Jane, P. and I remembered you and Colin as we participated in the wonderful Mass and we spoke of your being with us in spirit, both in your prayers and through the medium of television.

Thanks be to God.

Love and God bless,
C. ”

More tomorrow, but I must mention that I had another ‘sister’ at Cofton Park, as yet unknown to the others. She was pilgrimage leader of a group from Somerset. The Lord knows what time they arrived and what they endured on the way. I’m sure she will let me know tomorrow, but I am certain that whatever they went through, that warm sun will have shone on them too. God bless you Mary. Be in touch soon.

God bless our Holy Father. As Archbishop Smith said to him on Saturday night in Hyde Park, ‘Your visit has done us so much good. Thank you Holy Father.’

This entry was posted in Living Catholic lives, Papal Visit, Pope Benedict and tagged , , , . Bookmark the permalink.

2 Responses to Special Report on Cofton Park from a dear spiritual ‘sister’ who was there

  1. Frere Rabit says:

    Why was Archbishop Smith speaking in Hyde Park? That’s off his patch by a couple of miles. (Or maybe he has to go outside the Archdiocese when he wants a quick cigarette?)


  2. kathleen says:

    I too was at the beautiful Mass celebrated by the Holy Father at Cofton Park. It was an unforgettable experience. After hours of steady drizzle (our group had arrived at 4am!) when my poorly clad feet had turned to blocks of ice, the clearing of the rain clouds and the sudden burst of warm sunshine just as Pope Benedict appeared amidst the welcome cheering of the crowds, really did seem like Heaven was smiling down on us. A sweet old black man sitting next to me gave loud praise to the Holy Spirit at that moment.
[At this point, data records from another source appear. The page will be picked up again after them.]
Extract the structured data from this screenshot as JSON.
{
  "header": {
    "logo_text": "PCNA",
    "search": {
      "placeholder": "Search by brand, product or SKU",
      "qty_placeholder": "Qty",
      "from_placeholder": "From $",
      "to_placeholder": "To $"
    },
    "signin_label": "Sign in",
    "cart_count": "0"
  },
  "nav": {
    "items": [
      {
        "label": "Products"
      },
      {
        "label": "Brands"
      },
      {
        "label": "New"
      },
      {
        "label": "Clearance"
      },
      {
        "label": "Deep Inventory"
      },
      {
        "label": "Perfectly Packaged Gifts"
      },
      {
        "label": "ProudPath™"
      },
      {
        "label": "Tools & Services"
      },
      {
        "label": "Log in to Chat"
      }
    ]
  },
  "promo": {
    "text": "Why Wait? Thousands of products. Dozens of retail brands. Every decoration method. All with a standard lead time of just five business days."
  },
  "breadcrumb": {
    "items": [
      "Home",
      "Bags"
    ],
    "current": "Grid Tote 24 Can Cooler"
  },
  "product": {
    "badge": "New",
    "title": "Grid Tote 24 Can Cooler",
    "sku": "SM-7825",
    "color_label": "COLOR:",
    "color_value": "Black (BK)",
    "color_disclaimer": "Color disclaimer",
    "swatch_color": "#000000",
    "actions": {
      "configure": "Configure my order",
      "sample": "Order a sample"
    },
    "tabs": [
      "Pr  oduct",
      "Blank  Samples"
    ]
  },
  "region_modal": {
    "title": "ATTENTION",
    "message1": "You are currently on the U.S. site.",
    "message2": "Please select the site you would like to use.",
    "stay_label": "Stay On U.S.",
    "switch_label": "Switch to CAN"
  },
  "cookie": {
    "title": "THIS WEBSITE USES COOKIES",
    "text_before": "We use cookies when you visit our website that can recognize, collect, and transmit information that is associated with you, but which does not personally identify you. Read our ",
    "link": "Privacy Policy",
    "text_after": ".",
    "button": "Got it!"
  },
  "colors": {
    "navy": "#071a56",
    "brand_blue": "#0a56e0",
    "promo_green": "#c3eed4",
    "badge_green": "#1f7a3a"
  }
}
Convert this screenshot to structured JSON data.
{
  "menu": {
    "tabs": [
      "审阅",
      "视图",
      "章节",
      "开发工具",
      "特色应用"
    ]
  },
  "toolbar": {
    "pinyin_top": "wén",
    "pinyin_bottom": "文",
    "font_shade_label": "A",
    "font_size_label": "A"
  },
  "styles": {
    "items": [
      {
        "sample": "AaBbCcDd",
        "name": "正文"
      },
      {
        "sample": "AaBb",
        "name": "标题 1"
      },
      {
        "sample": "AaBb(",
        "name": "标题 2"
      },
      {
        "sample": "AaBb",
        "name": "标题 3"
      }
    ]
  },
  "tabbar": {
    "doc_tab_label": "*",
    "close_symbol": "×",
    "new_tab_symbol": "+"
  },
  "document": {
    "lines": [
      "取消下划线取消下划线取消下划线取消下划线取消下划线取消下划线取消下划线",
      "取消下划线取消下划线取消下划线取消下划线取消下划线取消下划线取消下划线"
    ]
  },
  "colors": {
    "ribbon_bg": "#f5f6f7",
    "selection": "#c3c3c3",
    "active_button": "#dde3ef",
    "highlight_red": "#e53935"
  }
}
    It is not often one can experience so many thousands of pilgrims truly live the Holy Sacrifice of the Mass with such recollection, respect and devoutness – truly amazing – when the awareness of us all forming one body in Christ, there with our Shepherd, struck me with a vivid clarity.

    At the crucial moment of the Consecration most people (all those who could) fell to their knees on the wet muddy ground. Considering how only a fraction of the congregation kneel at this sublime moment of the Mass in church where soft kneelers are provided, one has to admit that those cold wet pilgrims were well aware that this was truly Jesus being held aloft above us, and Who they were about to receive in Holy Communion. Why can’t we always seep ourselves in this awesome reality at every Mass? This memory will stay with me for a long time.


Leave a Reply

Please log in using one of these methods to post your comment:

WordPress.com Logo

You are commenting using your WordPress.com account. Log Out /  Change )

Twitter picture

You are commenting using your Twitter account. Log Out /  Change )

Facebook photo

You are commenting using your Facebook account. Log Out /  Change )

Connecting to %s